The Trump administration on Tuesday announced new rules that will significantly raise wages for foreign workers on H-1B and narrow the eligibility criteria to qualify for these high-skilled visas. Both measures were aimed at preventing this programme from being used to displace Americans.
Indian professionals are the largest recipients of H-1B visas, accounting for more than 70% of the visas issued every year.
The White House said in a statement that President Donald Trump wanted to improve work visa programmes to “prioritise the highest-skilled workers and protect American jobs and wages” and intended H-1B visas to “be reserved for specialised talent that helps support a strong economy”.
The changes announced on Tuesday will be introduced as “interim final rules” and will go into effect separately, issued by separate federal agencies. The rule on higher wages, which goes into effect from Thursday, will be issued by the department of labour . It will be aimed at “strengthening wage protections, addressing abuses in these visa programmes, and ensuring American workers are not undercut by cheaper foreign labour”, said secretary of labour Eugene Scalia.
US employers hiring foreign workers on H-1B and other work visas will be required to pay foreign workers prevailing wages or the actual wage paid to other employees with similar experience and qualifications. The labour department will publish profession-specific prevailing wages based on surveys.
“The prevailing wage rates in these programmes thus play an integral role in protecting US workers from unfair competition posed by the entry of lower cost foreign labour into the US labour market,” said the department.
Critics of the H-1B programme have long argued it has been used to displace American workers by outsourcing their jobs to companies that use foreign workers, who are cheaper.
The department of homeland security’s interim final rule (IFR) changing the definition of “speciality occupation” is expected to become effective in 60 days. The department said the rule will narrow the definition of specialty occupation by “closing the over-broad definition that allowed companies to game the system”.

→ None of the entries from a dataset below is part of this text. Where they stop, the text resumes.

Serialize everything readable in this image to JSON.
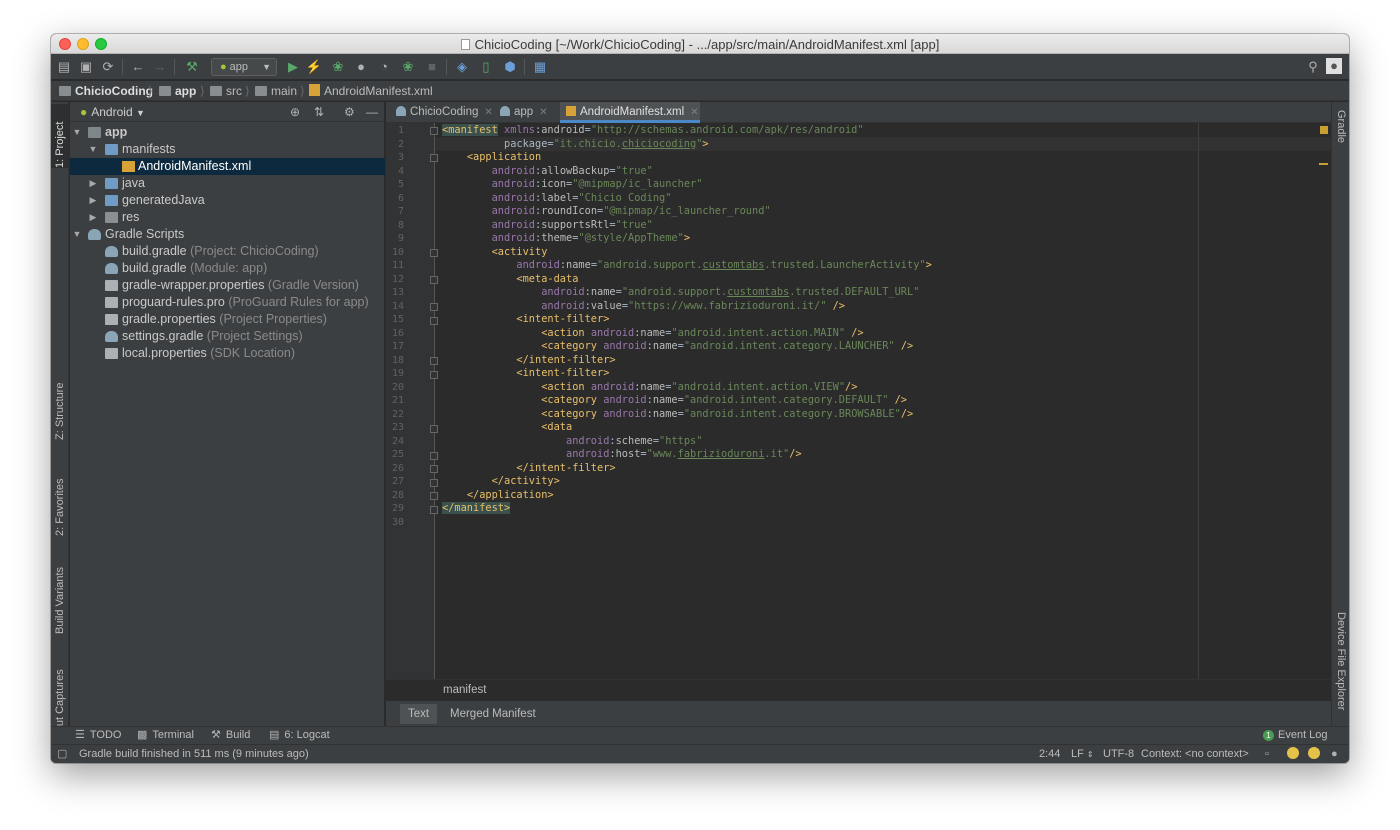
{
  "window": {
    "title": "ChicioCoding [~/Work/ChicioCoding] - .../app/src/main/AndroidManifest.xml [app]"
  },
  "toolbar": {
    "run_config": "app",
    "icons": [
      "open-icon",
      "save-icon",
      "sync-icon",
      "back-icon",
      "forward-icon",
      "build-hammer-icon",
      "run-icon",
      "apply-changes-icon",
      "debug-icon",
      "profile-icon",
      "attach-debugger-icon",
      "stop-icon",
      "gradle-sync-icon",
      "avd-manager-icon",
      "sdk-manager-icon",
      "project-structure-icon",
      "search-icon",
      "user-icon"
    ]
  },
  "navbar": {
    "crumbs": [
      "ChicioCoding",
      "app",
      "src",
      "main",
      "AndroidManifest.xml"
    ]
  },
  "left_stripe": {
    "tabs": [
      "1: Project",
      "Z: Structure",
      "2: Favorites",
      "Build Variants",
      "Layout Captures"
    ]
  },
  "right_stripe": {
    "tabs": [
      "Gradle",
      "Device File Explorer"
    ]
  },
  "project": {
    "view": "Android",
    "tree": [
      {
        "label": "app",
        "note": ""
      },
      {
        "label": "manifests",
        "note": ""
      },
      {
        "label": "AndroidManifest.xml",
        "note": ""
      },
      {
        "label": "java",
        "note": ""
      },
      {
        "label": "generatedJava",
        "note": ""
      },
      {
        "label": "res",
        "note": ""
      },
      {
        "label": "Gradle Scripts",
        "note": ""
      },
      {
        "label": "build.gradle",
        "note": " (Project: ChicioCoding)"
      },
      {
        "label": "build.gradle",
        "note": " (Module: app)"
      },
      {
        "label": "gradle-wrapper.properties",
        "note": " (Gradle Version)"
      },
      {
        "label": "proguard-rules.pro",
        "note": " (ProGuard Rules for app)"
      },
      {
        "label": "gradle.properties",
        "note": " (Project Properties)"
      },
      {
        "label": "settings.gradle",
        "note": " (Project Settings)"
      },
      {
        "label": "local.properties",
        "note": " (SDK Location)"
      }
    ]
  },
  "editor": {
    "tabs": [
      "ChicioCoding",
      "app",
      "AndroidManifest.xml"
    ],
    "line_numbers": [
      "1",
      "2",
      "3",
      "4",
      "5",
      "6",
      "7",
      "8",
      "9",
      "10",
      "11",
      "12",
      "13",
      "14",
      "15",
      "16",
      "17",
      "18",
      "19",
      "20",
      "21",
      "22",
      "23",
      "24",
      "25",
      "26",
      "27",
      "28",
      "29",
      "30"
    ],
    "breadcrumb": "manifest",
    "subtabs": [
      "Text",
      "Merged Manifest"
    ]
  },
  "tool_windows": {
    "todo": "TODO",
    "terminal": "Terminal",
    "build": "Build",
    "logcat": "6: Logcat",
    "event_log": "Event Log",
    "event_count": "1"
  },
  "status": {
    "message": "Gradle build finished in 511 ms (9 minutes ago)",
    "position": "2:44",
    "line_sep": "LF",
    "encoding": "UTF-8",
    "context": "Context: <no context>"
  },
  "colors": {
    "bg": "#2b2b2b",
    "panel": "#3c3f41",
    "tag": "#e8bf6a",
    "namespace": "#9876aa",
    "value": "#6a8759",
    "selection": "#0d293e",
    "accent": "#4a88c7"
  }
}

A basic college degree will not be sufficient any longer to quality for an H-B under the new rule. An applicant for a job in electrical engineering, for instance, will be required to have a degree in electrical engineering, not computers.
“We have entered an era in which economic security is an integral part of homeland security. Put simply, economic security is homeland security. In response, we must do everything we can within the bounds of the law to make sure the American worker is put first,” said DHS acting secretary Chad Wolf.
The new rule is expected to cut the number of H-1B petitions filed every year — around 200,000 — by a third, according to a senior DHS official.
The department will also closely monitor third-party employers who hire H-1B workers and contract them out to work for US companies. The White House called them “shadow” employers. Their employees will be granted reduced validity H-1B visa, possibly a year at a time. The normal term is three years, extendable by another three.
The DHS said it was skipping the usual notice-and-comment period as it rushes the rule to ensure that employing H-1B workers will not “worsen the economic crisis caused by Covid-19 and adversely affect wages and working conditions of similarly employed US workers.”
But the H-1B programme has been in the crosshairs of the Trump administration from 2017, when the president signed the Buy American, Hire American executive order intending to rid the programme of abuse and fraud.
“The pandemic has given this administration a pretext to enact all sorts of damaging and extreme immigration restrictions—against refugees, relatives of US citizens, and highly skilled immigrants as well,” said Doug Rand, who worked on immigration policy in the Obama White House and is now the co-founder of Boundless Immigration, a company that helps immigrants obtain green cards and citizenship.
President Trump has suspended all immigrant and non-immigrants visas — except for certain health professionals — to ensure Americans had the first shot at jobs becoming available in an economy crippled by Covid-19 and related lockdowns.